How To Become A Notary: A Step-By-Step Guide

April 6, 2024



Embarking on a career as a notary public offers a unique blend of public service, flexibility, and the potential for a rewarding professional path. Whether you’re drawn to the role’s integral position within the legal system or its entrepreneurial opportunities, becoming a notary can be a fulfilling pursuit. This step-by-step guide aims to navigate through the process, highlighting the essential steps, potential earnings, and the value of certifications and professional organizations.

What Is a Notary?

A notary public is an officially appointed individual who plays a crucial role in fraud prevention by witnessing the signing of documents and administering oaths. Notaries verify the identity of the signers, ensure documents are signed voluntarily, and that the signers are aware of the contents. This role is vital across numerous transactions, including estate planning, real estate, and various legal documents.

How To Become a Notary

1. Meet Your State’s Eligibility Requirements: Generally, applicants must be at least 18 years old, legal residents of the state from which they are applying, and not have any felony convictions. Some states have additional requirements.

2. Complete a Notary Education Course (if required): Many states require prospective notaries to complete an education course that covers the laws, roles, and responsibilities of a notary public.

3. Pass a State-administered Notary Exam (if required): Some states require passing an exam to demonstrate understanding of notarial laws and practices.

4. Submit a Notary Application: Apply through your state’s notary regulating office, typically by completing an application form and paying an application fee.

5. Pass a Background Check: Most states conduct a background check on notary applicants to ensure they have no disqualifying criminal history.

6. Purchase a Notary Bond (if required): Many states require notaries to buy a surety bond to protect the public from potential mistakes made during the notarization process.

7. Obtain Your Notary Supplies: This includes a notary seal (stamp or embosser) and a journal to record all notarial acts performed.

8. Take an Oath of Office: Some states require notaries to take an oath of office, affirming their commitment to fulfill their duties with integrity.

9. File Your Commission Certificate: Depending on the state, you may need to file your commission certificate with a local county clerk or another office.

Notary Salary and Job Outlook

The salary of a notary public varies widely based on location, the demand for notary services, and how the notary business is structured (e.g., mobile notary services vs. in-office). According to the National Notary Association, full-time notaries can earn a range from $25,000 to over $70,000 annually, with notary signing agents potentially earning in the higher end of this range. The job outlook for notaries is stable, with consistent demand across sectors such as real estate, legal services, and healthcare.

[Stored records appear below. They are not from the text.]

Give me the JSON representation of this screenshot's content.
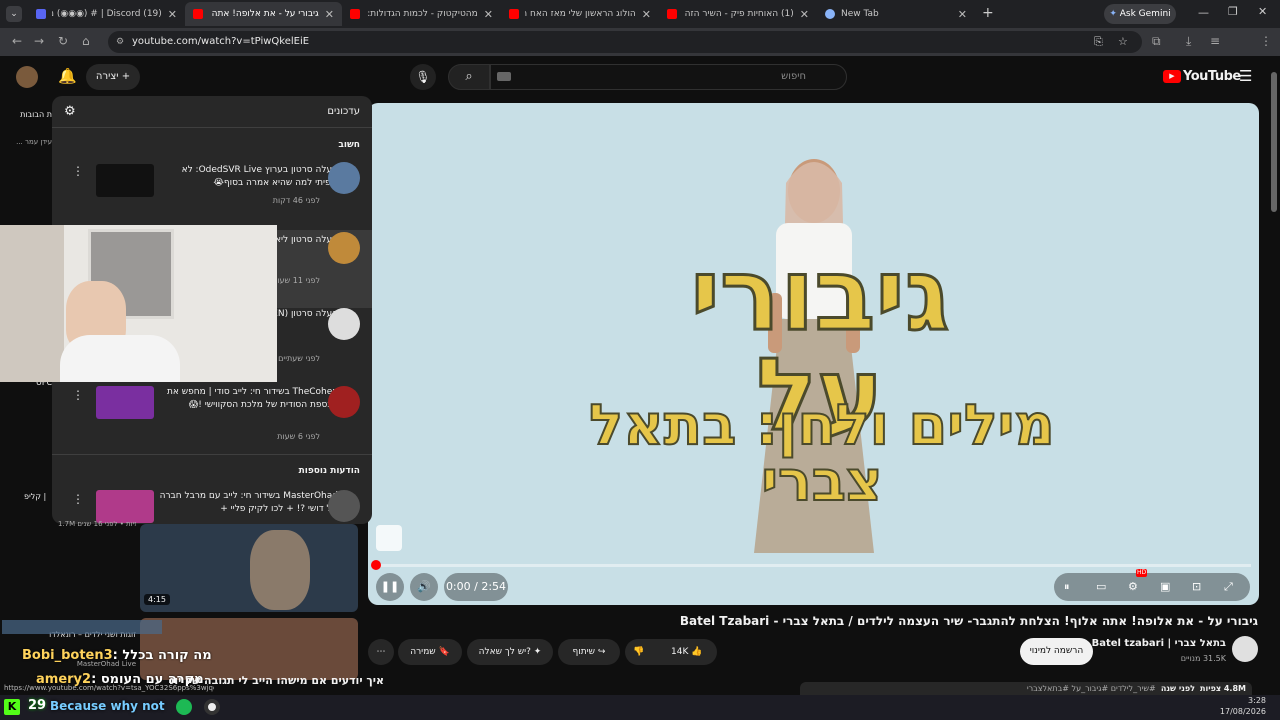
{
  "browser": {
    "tabs": [
      {
        "title": "(19) Discord | #‏ (◉◉◉) מיסט & ג",
        "color": "#5865f2"
      },
      {
        "title": "גיבורי על - את אלופה! אתה",
        "color": "#ff0000",
        "active": true
      },
      {
        "title": "מהטיקטוק - לכמות הגדולות: הע",
        "color": "#ff0000"
      },
      {
        "title": "הולוג הראשון שלי מאז האח הגד",
        "color": "#ff0000"
      },
      {
        "title": "(1) האוחיות פיק - השיר הזה - בו",
        "color": "#ff0000"
      },
      {
        "title": "New Tab",
        "color": "#8ab4f8"
      }
    ],
    "ask_gemini": "Ask Gemini",
    "url": "youtube.com/watch?v=tPiwQkelEiE"
  },
  "youtube": {
    "logo_text": "YouTube",
    "search_placeholder": "חיפוש",
    "create_label": "יצירה",
    "notifications": {
      "title": "עדכונים",
      "section_important": "חשוב",
      "section_more": "הודעות נוספות",
      "items": [
        {
          "text": "העלה סרטון בערוץ OdedSVR Live: לא ציפיתי למה שהיא אמרה בסוף😭",
          "time": "לפני 46 דקות"
        },
        {
          "text": "העלה סרטון ליאור סורק ניסים | רון",
          "time": "לפני 11 שעות"
        },
        {
          "text": "העלה סרטון LIFE (FT. SIDEMEN)",
          "time": "לפני שעתיים"
        },
        {
          "text": "TheCohen בשידור חי: לייב סודי | מחפש את הכספת הסודית של מלכת הסקווישי !😱",
          "time": "לפני 6 שעות"
        },
        {
          "text": "MasterOhad בשידור חי: לייב עם מרבל חברה של דושי ?! + לכו לקיק פליי +",
          "time": ""
        }
      ]
    },
    "video": {
      "overlay_title": "גיבורי על",
      "overlay_subtitle": "מילים ולחן: בתאל צברי",
      "time": "0:00 / 2:54",
      "progress": 0.0,
      "hd_badge": "HD"
    },
    "info": {
      "title": "גיבורי על - את אלופה! אתה אלוף! הצלחת להתגבר- שיר העצמה לילדים / בתאל צברי - Batel Tzabari",
      "channel": "בתאל צברי | Batel tzabari",
      "subs": "31.5K מנויים",
      "subscribe": "הרשמה למינוי",
      "likes": "14K",
      "share": "שיתוף",
      "ask": "יש לך שאלה?",
      "save": "שמירה",
      "views": "4.8M צפיות",
      "date": "לפני שנה",
      "tags": "#שיר_לילדים #גיבור_על #בתאלצברי"
    },
    "sidebar": {
      "label1": "ת הבובות",
      "label2": "... עידן עמר",
      "label3": "UFC",
      "label4": "| קליפ",
      "rec_meta": "1.7M צפיות • לפני 16 שנים",
      "rec_duration": "4:15",
      "rec2_title": "זוגות ושני ילדים – רונאלדו",
      "rec2_channel": "MasterOhad Live",
      "rec3_title": "איך יודעים אם מישהו הייב לי תגובה של יוטיוב...",
      "rec3_url": "https://www.youtube.com/watch?v=tsa_YOC32S6pps%3wjqcuGOOkXgF"
    }
  },
  "chat_overlay": {
    "line1": "Bobi_boten3",
    "line1_msg": ": מה קורה בכלל",
    "line2": "amery2",
    "line2_msg": ": מקרה עם העומס",
    "line3": "Because why not",
    "emote_count": "29"
  },
  "taskbar": {
    "time": "3:28",
    "date": "17/08/2026"
  }
}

Notary Certifications

While not always required, obtaining additional certifications can enhance a notary’s qualifications and open up more opportunities, particularly in specialized fields such as loan signing for real estate. Certifications through reputable organizations can demonstrate a notary’s commitment to professionalism and adherence to best practices.

Professional Organizations for Notaries

Joining a professional organization offers numerous benefits, including access to continued education, networking opportunities, legal updates, and resources. Some notable organizations for notaries include:

  • National Notary Association (NNA): Offers comprehensive resources, training, and support for notaries.
  • American Society of Notaries: Provides education, advocacy, and support to notaries.
  • American Association of Notaries: Offers notary supplies, insurance, and free educational information.

Membership in these organizations can be invaluable for staying informed about the notary profession, networking with peers, and enhancing your services.


Becoming a notary public is a process that requires meeting state-specific requirements, obtaining the necessary education and tools, and committing to uphold the integrity of the notarial act. While the path to becoming a notary involves several steps, the role offers a unique opportunity to contribute to the legal process and engage in a variety of professional settings. With the right preparation and dedication, a career as a notary can be both rewarding and prosperous.